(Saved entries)
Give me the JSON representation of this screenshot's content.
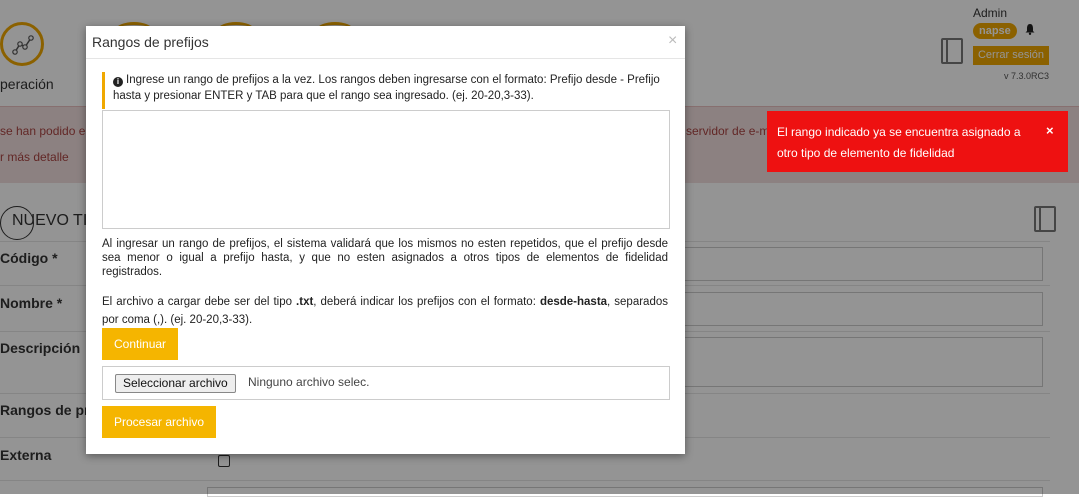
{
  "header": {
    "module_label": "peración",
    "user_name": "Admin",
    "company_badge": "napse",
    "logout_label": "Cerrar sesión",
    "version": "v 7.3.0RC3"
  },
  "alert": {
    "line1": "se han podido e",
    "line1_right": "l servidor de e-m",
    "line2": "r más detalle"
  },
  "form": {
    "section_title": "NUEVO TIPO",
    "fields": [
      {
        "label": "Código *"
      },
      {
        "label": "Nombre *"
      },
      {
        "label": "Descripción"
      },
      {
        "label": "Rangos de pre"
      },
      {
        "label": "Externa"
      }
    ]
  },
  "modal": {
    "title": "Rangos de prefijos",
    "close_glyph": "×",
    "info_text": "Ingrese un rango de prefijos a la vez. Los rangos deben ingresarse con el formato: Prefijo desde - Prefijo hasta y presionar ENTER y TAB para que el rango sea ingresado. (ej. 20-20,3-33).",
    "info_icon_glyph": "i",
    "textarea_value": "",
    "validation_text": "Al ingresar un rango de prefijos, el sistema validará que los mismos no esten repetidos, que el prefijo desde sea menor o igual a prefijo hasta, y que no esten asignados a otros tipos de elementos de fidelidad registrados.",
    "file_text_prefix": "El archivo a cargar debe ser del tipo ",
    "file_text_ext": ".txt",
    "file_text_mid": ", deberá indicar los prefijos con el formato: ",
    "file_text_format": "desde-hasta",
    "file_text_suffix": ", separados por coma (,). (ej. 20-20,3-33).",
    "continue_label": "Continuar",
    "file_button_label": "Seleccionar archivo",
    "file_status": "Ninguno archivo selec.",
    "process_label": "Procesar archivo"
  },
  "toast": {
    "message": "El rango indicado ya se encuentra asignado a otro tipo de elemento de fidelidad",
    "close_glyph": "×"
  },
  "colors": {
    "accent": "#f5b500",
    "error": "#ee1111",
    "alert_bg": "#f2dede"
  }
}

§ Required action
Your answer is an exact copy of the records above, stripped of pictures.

§ Answer for this exercise
Give me the JSON representation of this screenshot's content.
{
  "header": {
    "module_label": "peración",
    "user_name": "Admin",
    "company_badge": "napse",
    "logout_label": "Cerrar sesión",
    "version": "v 7.3.0RC3"
  },
  "alert": {
    "line1": "se han podido e",
    "line1_right": "l servidor de e-m",
    "line2": "r más detalle"
  },
  "form": {
    "section_title": "NUEVO TIPO",
    "fields": [
      {
        "label": "Código *"
      },
      {
        "label": "Nombre *"
      },
      {
        "label": "Descripción"
      },
      {
        "label": "Rangos de pre"
      },
      {
        "label": "Externa"
      }
    ]
  },
  "modal": {
    "title": "Rangos de prefijos",
    "close_glyph": "×",
    "info_text": "Ingrese un rango de prefijos a la vez. Los rangos deben ingresarse con el formato: Prefijo desde - Prefijo hasta y presionar ENTER y TAB para que el rango sea ingresado. (ej. 20-20,3-33).",
    "info_icon_glyph": "i",
    "textarea_value": "",
    "validation_text": "Al ingresar un rango de prefijos, el sistema validará que los mismos no esten repetidos, que el prefijo desde sea menor o igual a prefijo hasta, y que no esten asignados a otros tipos de elementos de fidelidad registrados.",
    "file_text_prefix": "El archivo a cargar debe ser del tipo ",
    "file_text_ext": ".txt",
    "file_text_mid": ", deberá indicar los prefijos con el formato: ",
    "file_text_format": "desde-hasta",
    "file_text_suffix": ", separados por coma (,). (ej. 20-20,3-33).",
    "continue_label": "Continuar",
    "file_button_label": "Seleccionar archivo",
    "file_status": "Ninguno archivo selec.",
    "process_label": "Procesar archivo"
  },
  "toast": {
    "message": "El rango indicado ya se encuentra asignado a otro tipo de elemento de fidelidad",
    "close_glyph": "×"
  },
  "colors": {
    "accent": "#f5b500",
    "error": "#ee1111",
    "alert_bg": "#f2dede"
  }
}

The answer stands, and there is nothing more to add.